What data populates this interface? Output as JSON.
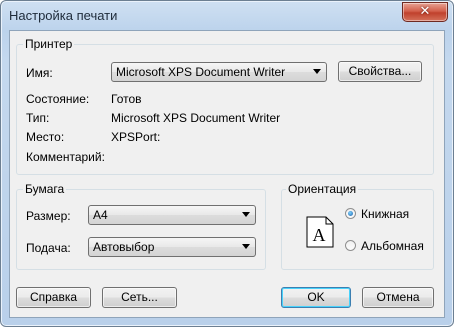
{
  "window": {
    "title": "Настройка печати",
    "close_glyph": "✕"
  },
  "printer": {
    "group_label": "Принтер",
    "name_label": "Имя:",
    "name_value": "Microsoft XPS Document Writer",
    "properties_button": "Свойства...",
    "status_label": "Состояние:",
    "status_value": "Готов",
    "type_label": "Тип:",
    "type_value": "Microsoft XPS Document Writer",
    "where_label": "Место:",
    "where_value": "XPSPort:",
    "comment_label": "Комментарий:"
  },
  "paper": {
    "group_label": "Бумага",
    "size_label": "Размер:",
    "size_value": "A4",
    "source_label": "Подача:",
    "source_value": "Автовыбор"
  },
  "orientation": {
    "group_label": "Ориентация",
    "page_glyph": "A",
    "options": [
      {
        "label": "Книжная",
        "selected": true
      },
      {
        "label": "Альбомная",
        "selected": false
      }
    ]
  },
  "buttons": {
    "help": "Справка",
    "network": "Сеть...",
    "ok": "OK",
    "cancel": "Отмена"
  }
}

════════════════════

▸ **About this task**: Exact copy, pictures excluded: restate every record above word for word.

▸ **Solution for this task**:
What data populates this interface? Output as JSON.
{
  "window": {
    "title": "Настройка печати",
    "close_glyph": "✕"
  },
  "printer": {
    "group_label": "Принтер",
    "name_label": "Имя:",
    "name_value": "Microsoft XPS Document Writer",
    "properties_button": "Свойства...",
    "status_label": "Состояние:",
    "status_value": "Готов",
    "type_label": "Тип:",
    "type_value": "Microsoft XPS Document Writer",
    "where_label": "Место:",
    "where_value": "XPSPort:",
    "comment_label": "Комментарий:"
  },
  "paper": {
    "group_label": "Бумага",
    "size_label": "Размер:",
    "size_value": "A4",
    "source_label": "Подача:",
    "source_value": "Автовыбор"
  },
  "orientation": {
    "group_label": "Ориентация",
    "page_glyph": "A",
    "options": [
      {
        "label": "Книжная",
        "selected": true
      },
      {
        "label": "Альбомная",
        "selected": false
      }
    ]
  },
  "buttons": {
    "help": "Справка",
    "network": "Сеть...",
    "ok": "OK",
    "cancel": "Отмена"
  }
}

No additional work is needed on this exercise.